I really like Bundle’s fifth point, the one about awarding KOM on time, not by points. As to the counter-argument that it would mostly go to the GC riders, who are often the best riders, I suggest that GC riders often ride more slowly up the big climbs while watching each other, and the ‘true’ climbers, who don’t have such inhibitions, can go ‘full gas’ and earn a polka-dot jersey.

It seems to me that awarding KOM on time rather than points is a great idea. Has it been proposed before? Are there any other arguments against it that I’m unaware of? Thnx.

Touriste-Routier July 14, 2012 at 6:09 pm

I also like Bundle’s 5th point and have thought about it previously. This is how we award the KOM for the Gran Fondo’s I produce. If you combine this with primes (such as the Cima Coppi), perhaps we would see some real battles emerge rather than the KOM title going to escape artists and opportunists without GC aspirations.

Changing the points system for the Green Jersey has certainly changed the sprints during the stages (we now see the contenders going for them, even when a break is up the road), so why not look at changes for the polka dot jersey too? Of course if I had my way, there would be a sprints jersey (like the former red Catch jersey in the TDF) for mid race and sprint stages, and a points jersey for consistency of finishes in all stages, but that is another subject…

new kid July 15, 2012 at 10:12 am

Thanks for another informative read. I don’t know if you have already covered another mystery area for us newbies but how is the position taken up by the cyclists at the start of a stage determined. I’ve seen all of the jerseys on the front but behind them what happens? Also when they begin riding through the neutralized section at the start are riders governed by any rules about moving closer to the front?

The Inner Ring July 15, 2012 at 10:24 am

The jerseys go to the front as a privilege and to get on TV, for photos. But the others just line up behind in the order they show up. Once the neutral section starts you can overtake but the road can be packed so it’s not easy. There are sometimes crashes because of this.
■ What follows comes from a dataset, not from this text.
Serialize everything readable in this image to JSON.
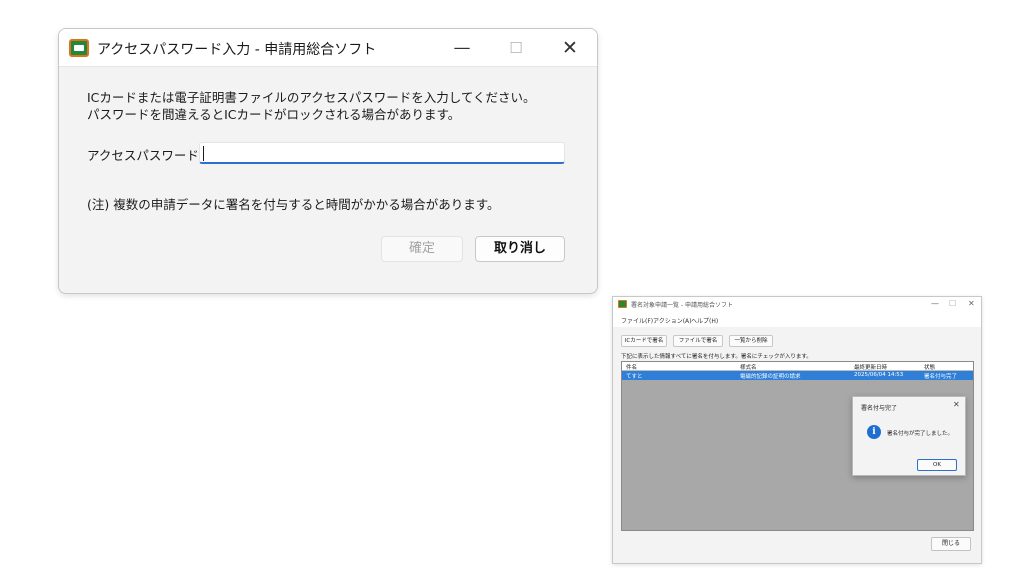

Comments on this entry are closed.

{ 2 trackbacks }

Previous post:

Next post: